Task directions:
Your task is to copy every line of the records below that contains "Standard".
Data in this exercise Block Start
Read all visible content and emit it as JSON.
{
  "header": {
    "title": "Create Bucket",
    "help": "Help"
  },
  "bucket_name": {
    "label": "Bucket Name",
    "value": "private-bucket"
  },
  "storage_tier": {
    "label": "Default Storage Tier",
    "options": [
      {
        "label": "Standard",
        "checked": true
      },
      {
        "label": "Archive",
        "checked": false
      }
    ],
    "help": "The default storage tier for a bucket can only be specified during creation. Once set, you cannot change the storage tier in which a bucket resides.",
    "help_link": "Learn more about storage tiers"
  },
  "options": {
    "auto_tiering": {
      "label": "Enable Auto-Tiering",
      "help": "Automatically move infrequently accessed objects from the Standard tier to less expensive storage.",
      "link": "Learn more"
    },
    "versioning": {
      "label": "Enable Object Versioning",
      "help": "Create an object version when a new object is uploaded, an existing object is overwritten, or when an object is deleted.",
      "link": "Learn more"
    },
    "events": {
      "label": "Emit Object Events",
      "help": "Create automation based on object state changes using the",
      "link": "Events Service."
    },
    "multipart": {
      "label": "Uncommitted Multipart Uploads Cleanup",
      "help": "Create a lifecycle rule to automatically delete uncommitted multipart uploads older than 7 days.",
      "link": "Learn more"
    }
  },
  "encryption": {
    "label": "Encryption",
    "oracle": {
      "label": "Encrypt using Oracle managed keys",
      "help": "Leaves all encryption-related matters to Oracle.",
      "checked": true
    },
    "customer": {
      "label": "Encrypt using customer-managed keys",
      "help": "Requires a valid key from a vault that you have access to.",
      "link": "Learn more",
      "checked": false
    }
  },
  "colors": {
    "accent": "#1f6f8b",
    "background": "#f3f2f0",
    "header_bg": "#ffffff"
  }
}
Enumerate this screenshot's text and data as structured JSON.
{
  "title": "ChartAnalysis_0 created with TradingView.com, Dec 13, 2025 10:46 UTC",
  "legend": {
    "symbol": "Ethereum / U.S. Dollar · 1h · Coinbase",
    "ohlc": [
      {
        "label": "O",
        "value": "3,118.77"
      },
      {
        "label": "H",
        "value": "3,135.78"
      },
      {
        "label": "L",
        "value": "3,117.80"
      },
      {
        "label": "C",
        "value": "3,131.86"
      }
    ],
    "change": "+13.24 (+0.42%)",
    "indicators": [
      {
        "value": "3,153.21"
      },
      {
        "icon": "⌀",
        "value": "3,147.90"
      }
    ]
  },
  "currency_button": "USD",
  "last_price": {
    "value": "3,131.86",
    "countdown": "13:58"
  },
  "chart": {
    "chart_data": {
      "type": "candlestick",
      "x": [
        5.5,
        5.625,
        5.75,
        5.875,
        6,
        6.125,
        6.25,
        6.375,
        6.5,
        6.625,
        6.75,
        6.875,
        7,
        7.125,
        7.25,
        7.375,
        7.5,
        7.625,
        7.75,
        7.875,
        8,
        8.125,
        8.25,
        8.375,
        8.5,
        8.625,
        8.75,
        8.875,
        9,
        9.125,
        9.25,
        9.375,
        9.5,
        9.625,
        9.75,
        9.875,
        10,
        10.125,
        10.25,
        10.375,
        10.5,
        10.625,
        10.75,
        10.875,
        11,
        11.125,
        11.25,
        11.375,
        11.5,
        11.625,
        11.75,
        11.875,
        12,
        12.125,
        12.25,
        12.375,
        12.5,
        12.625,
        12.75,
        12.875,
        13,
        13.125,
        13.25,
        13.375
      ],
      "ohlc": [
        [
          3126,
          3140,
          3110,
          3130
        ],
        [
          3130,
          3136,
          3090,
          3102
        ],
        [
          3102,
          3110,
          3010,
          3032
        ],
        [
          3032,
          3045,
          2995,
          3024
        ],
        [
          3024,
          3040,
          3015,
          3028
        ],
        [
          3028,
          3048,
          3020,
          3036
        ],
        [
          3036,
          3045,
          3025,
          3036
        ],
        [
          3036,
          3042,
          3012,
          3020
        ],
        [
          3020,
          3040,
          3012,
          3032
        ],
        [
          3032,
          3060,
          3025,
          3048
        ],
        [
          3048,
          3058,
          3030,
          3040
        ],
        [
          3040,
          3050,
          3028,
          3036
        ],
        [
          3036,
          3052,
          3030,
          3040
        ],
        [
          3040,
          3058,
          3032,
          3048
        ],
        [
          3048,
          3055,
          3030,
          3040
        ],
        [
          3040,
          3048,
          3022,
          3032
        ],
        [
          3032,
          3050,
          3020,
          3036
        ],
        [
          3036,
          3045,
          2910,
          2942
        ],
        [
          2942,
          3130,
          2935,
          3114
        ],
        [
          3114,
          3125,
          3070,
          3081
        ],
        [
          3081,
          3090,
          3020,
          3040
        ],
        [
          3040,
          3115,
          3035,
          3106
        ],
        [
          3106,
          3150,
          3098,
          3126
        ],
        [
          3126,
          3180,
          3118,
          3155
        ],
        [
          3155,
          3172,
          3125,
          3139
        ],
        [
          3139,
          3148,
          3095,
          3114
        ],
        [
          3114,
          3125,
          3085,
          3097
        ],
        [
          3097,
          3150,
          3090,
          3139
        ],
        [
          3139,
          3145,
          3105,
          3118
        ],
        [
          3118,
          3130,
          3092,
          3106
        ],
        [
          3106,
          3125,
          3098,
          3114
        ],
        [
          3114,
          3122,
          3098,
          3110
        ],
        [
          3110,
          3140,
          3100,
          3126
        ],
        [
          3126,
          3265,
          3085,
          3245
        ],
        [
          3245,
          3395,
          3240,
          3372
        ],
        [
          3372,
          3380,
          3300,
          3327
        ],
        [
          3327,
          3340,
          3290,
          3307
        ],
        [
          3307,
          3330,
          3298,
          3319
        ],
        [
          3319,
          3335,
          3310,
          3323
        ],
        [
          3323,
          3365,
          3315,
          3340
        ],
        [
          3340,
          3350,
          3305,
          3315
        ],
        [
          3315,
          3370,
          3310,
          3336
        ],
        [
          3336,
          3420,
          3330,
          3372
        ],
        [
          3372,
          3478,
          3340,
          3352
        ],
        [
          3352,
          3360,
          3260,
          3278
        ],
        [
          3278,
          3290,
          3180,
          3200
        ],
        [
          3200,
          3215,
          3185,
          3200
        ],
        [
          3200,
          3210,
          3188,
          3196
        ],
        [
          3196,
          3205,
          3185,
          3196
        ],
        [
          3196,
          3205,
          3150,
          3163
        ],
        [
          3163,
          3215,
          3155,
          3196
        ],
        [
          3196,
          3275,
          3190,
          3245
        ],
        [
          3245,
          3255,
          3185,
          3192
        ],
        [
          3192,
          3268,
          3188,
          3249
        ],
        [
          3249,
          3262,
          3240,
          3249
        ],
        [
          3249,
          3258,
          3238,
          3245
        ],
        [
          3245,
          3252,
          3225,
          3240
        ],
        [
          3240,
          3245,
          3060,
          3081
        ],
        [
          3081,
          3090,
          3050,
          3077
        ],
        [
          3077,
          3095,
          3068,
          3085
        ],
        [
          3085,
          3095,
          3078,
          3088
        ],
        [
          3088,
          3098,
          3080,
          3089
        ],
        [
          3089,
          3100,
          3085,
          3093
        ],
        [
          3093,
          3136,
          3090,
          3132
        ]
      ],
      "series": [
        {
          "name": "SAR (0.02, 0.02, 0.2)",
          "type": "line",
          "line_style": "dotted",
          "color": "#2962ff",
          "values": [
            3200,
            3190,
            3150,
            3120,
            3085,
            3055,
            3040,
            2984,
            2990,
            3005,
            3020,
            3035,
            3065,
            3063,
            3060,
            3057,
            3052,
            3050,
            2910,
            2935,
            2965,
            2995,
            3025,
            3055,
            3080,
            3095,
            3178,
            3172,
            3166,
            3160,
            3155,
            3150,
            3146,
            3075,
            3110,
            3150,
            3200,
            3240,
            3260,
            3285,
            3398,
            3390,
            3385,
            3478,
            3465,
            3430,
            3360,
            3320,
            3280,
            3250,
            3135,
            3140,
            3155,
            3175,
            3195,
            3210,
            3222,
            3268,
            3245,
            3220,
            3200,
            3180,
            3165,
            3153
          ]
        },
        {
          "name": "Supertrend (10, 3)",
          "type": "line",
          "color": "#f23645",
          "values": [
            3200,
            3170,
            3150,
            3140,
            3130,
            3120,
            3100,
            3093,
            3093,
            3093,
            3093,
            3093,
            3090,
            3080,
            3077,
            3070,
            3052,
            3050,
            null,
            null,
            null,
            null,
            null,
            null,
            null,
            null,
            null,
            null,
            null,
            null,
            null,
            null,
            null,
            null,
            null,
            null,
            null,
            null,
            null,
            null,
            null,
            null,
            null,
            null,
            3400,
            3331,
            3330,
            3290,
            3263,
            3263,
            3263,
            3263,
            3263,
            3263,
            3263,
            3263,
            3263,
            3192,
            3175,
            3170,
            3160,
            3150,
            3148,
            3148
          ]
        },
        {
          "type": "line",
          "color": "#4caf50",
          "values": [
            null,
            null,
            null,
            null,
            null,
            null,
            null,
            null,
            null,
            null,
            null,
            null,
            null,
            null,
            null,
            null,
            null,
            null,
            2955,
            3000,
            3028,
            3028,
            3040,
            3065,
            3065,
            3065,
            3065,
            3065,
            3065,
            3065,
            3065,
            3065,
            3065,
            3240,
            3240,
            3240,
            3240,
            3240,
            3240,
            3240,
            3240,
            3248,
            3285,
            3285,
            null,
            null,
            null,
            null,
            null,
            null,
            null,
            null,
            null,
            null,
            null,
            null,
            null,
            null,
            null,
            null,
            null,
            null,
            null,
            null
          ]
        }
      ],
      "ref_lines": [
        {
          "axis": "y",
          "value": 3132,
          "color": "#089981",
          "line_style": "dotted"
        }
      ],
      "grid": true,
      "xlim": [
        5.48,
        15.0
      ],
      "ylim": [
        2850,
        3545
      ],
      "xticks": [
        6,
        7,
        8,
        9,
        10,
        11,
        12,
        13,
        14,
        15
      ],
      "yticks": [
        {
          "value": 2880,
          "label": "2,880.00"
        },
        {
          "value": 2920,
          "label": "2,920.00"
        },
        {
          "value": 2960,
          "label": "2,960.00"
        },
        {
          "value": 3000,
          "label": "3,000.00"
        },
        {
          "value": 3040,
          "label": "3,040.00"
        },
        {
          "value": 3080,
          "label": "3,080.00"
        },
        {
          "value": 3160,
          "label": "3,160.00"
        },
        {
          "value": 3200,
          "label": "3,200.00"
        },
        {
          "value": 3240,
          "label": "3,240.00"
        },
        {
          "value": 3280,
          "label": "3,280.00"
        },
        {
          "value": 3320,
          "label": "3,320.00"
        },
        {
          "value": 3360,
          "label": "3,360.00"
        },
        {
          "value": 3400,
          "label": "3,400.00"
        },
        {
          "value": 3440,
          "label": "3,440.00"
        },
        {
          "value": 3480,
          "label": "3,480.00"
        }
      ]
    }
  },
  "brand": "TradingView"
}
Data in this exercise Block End
Task result:
        "label": "Standard",
      "help": "Automatically move infrequently accessed objects from the Standard tier to less expensive storage.",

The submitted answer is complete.